Recorded data -

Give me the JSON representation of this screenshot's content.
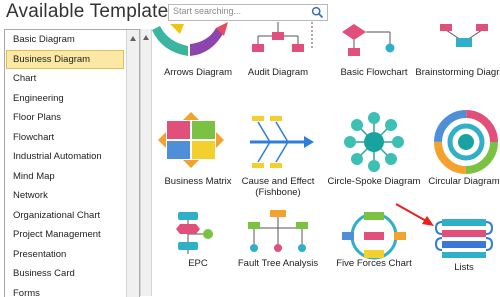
{
  "header": {
    "title": "Available Templates",
    "search_placeholder": "Start searching..."
  },
  "icons": {
    "search": "search-icon",
    "scroll_up": "scroll-up-arrow-icon"
  },
  "sidebar": {
    "selected_index": 1,
    "items": [
      {
        "label": "Basic Diagram"
      },
      {
        "label": "Business Diagram"
      },
      {
        "label": "Chart"
      },
      {
        "label": "Engineering"
      },
      {
        "label": "Floor Plans"
      },
      {
        "label": "Flowchart"
      },
      {
        "label": "Industrial Automation"
      },
      {
        "label": "Mind Map"
      },
      {
        "label": "Network"
      },
      {
        "label": "Organizational Chart"
      },
      {
        "label": "Project Management"
      },
      {
        "label": "Presentation"
      },
      {
        "label": "Business Card"
      },
      {
        "label": "Forms"
      }
    ]
  },
  "templates": [
    {
      "label": "Arrows Diagram"
    },
    {
      "label": "Audit Diagram"
    },
    {
      "label": "Basic Flowchart"
    },
    {
      "label": "Brainstorming Diagram"
    },
    {
      "label": "Business Matrix"
    },
    {
      "label": "Cause and Effect (Fishbone)"
    },
    {
      "label": "Circle-Spoke Diagram"
    },
    {
      "label": "Circular Diagram"
    },
    {
      "label": "EPC"
    },
    {
      "label": "Fault Tree Analysis"
    },
    {
      "label": "Five Forces Chart"
    },
    {
      "label": "Lists"
    }
  ],
  "colors": {
    "selection_fill": "#fbe8a4",
    "selection_border": "#e2be5a",
    "annotation_arrow": "#e8201e"
  }
}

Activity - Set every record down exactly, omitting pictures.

Expected output -
Give me the JSON representation of this screenshot's content.
{
  "header": {
    "title": "Available Templates",
    "search_placeholder": "Start searching..."
  },
  "icons": {
    "search": "search-icon",
    "scroll_up": "scroll-up-arrow-icon"
  },
  "sidebar": {
    "selected_index": 1,
    "items": [
      {
        "label": "Basic Diagram"
      },
      {
        "label": "Business Diagram"
      },
      {
        "label": "Chart"
      },
      {
        "label": "Engineering"
      },
      {
        "label": "Floor Plans"
      },
      {
        "label": "Flowchart"
      },
      {
        "label": "Industrial Automation"
      },
      {
        "label": "Mind Map"
      },
      {
        "label": "Network"
      },
      {
        "label": "Organizational Chart"
      },
      {
        "label": "Project Management"
      },
      {
        "label": "Presentation"
      },
      {
        "label": "Business Card"
      },
      {
        "label": "Forms"
      }
    ]
  },
  "templates": [
    {
      "label": "Arrows Diagram"
    },
    {
      "label": "Audit Diagram"
    },
    {
      "label": "Basic Flowchart"
    },
    {
      "label": "Brainstorming Diagram"
    },
    {
      "label": "Business Matrix"
    },
    {
      "label": "Cause and Effect (Fishbone)"
    },
    {
      "label": "Circle-Spoke Diagram"
    },
    {
      "label": "Circular Diagram"
    },
    {
      "label": "EPC"
    },
    {
      "label": "Fault Tree Analysis"
    },
    {
      "label": "Five Forces Chart"
    },
    {
      "label": "Lists"
    }
  ],
  "colors": {
    "selection_fill": "#fbe8a4",
    "selection_border": "#e2be5a",
    "annotation_arrow": "#e8201e"
  }
}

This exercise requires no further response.